┌─ DATASET RECORDS
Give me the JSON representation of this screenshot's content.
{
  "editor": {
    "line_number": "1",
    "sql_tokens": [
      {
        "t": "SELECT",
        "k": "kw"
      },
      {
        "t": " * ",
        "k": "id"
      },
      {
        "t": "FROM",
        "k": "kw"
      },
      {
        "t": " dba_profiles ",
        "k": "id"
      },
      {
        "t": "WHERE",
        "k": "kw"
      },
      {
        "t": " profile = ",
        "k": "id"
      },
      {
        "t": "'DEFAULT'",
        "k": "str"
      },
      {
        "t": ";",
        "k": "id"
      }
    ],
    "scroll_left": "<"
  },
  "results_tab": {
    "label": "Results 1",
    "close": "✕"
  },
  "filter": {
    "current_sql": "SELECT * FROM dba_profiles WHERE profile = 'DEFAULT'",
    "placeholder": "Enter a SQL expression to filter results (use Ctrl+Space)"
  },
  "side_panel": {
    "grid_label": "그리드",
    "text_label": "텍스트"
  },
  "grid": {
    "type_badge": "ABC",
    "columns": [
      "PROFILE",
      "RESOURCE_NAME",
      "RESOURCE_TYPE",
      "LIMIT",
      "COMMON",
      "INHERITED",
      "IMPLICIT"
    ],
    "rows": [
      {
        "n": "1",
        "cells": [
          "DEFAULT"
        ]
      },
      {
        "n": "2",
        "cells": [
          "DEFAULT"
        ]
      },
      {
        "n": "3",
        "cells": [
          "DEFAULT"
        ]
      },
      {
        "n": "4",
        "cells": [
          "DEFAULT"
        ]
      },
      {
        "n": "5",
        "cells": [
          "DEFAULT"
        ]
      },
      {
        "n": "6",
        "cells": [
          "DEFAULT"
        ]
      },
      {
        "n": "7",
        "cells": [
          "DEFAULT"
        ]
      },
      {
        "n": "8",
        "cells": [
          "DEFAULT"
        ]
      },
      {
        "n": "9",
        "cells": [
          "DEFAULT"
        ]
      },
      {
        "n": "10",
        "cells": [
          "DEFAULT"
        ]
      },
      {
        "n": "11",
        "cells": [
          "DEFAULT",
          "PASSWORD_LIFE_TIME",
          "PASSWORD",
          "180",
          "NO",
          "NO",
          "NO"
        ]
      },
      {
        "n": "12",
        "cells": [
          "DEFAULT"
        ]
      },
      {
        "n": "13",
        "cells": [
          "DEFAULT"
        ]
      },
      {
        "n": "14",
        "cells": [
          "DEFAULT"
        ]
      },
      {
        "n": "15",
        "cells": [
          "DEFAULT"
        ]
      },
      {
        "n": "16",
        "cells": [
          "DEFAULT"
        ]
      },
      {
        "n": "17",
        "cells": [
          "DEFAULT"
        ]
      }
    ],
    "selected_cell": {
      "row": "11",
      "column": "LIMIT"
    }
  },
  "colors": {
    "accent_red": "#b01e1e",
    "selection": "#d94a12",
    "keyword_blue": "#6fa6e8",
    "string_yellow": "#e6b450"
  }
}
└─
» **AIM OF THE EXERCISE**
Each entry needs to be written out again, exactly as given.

» **RESPONSE TO THE EXERCISE**
Give me the JSON representation of this screenshot's content.
{
  "editor": {
    "line_number": "1",
    "sql_tokens": [
      {
        "t": "SELECT",
        "k": "kw"
      },
      {
        "t": " * ",
        "k": "id"
      },
      {
        "t": "FROM",
        "k": "kw"
      },
      {
        "t": " dba_profiles ",
        "k": "id"
      },
      {
        "t": "WHERE",
        "k": "kw"
      },
      {
        "t": " profile = ",
        "k": "id"
      },
      {
        "t": "'DEFAULT'",
        "k": "str"
      },
      {
        "t": ";",
        "k": "id"
      }
    ],
    "scroll_left": "<"
  },
  "results_tab": {
    "label": "Results 1",
    "close": "✕"
  },
  "filter": {
    "current_sql": "SELECT * FROM dba_profiles WHERE profile = 'DEFAULT'",
    "placeholder": "Enter a SQL expression to filter results (use Ctrl+Space)"
  },
  "side_panel": {
    "grid_label": "그리드",
    "text_label": "텍스트"
  },
  "grid": {
    "type_badge": "ABC",
    "columns": [
      "PROFILE",
      "RESOURCE_NAME",
      "RESOURCE_TYPE",
      "LIMIT",
      "COMMON",
      "INHERITED",
      "IMPLICIT"
    ],
    "rows": [
      {
        "n": "1",
        "cells": [
          "DEFAULT"
        ]
      },
      {
        "n": "2",
        "cells": [
          "DEFAULT"
        ]
      },
      {
        "n": "3",
        "cells": [
          "DEFAULT"
        ]
      },
      {
        "n": "4",
        "cells": [
          "DEFAULT"
        ]
      },
      {
        "n": "5",
        "cells": [
          "DEFAULT"
        ]
      },
      {
        "n": "6",
        "cells": [
          "DEFAULT"
        ]
      },
      {
        "n": "7",
        "cells": [
          "DEFAULT"
        ]
      },
      {
        "n": "8",
        "cells": [
          "DEFAULT"
        ]
      },
      {
        "n": "9",
        "cells": [
          "DEFAULT"
        ]
      },
      {
        "n": "10",
        "cells": [
          "DEFAULT"
        ]
      },
      {
        "n": "11",
        "cells": [
          "DEFAULT",
          "PASSWORD_LIFE_TIME",
          "PASSWORD",
          "180",
          "NO",
          "NO",
          "NO"
        ]
      },
      {
        "n": "12",
        "cells": [
          "DEFAULT"
        ]
      },
      {
        "n": "13",
        "cells": [
          "DEFAULT"
        ]
      },
      {
        "n": "14",
        "cells": [
          "DEFAULT"
        ]
      },
      {
        "n": "15",
        "cells": [
          "DEFAULT"
        ]
      },
      {
        "n": "16",
        "cells": [
          "DEFAULT"
        ]
      },
      {
        "n": "17",
        "cells": [
          "DEFAULT"
        ]
      }
    ],
    "selected_cell": {
      "row": "11",
      "column": "LIMIT"
    }
  },
  "colors": {
    "accent_red": "#b01e1e",
    "selection": "#d94a12",
    "keyword_blue": "#6fa6e8",
    "string_yellow": "#e6b450"
  }
}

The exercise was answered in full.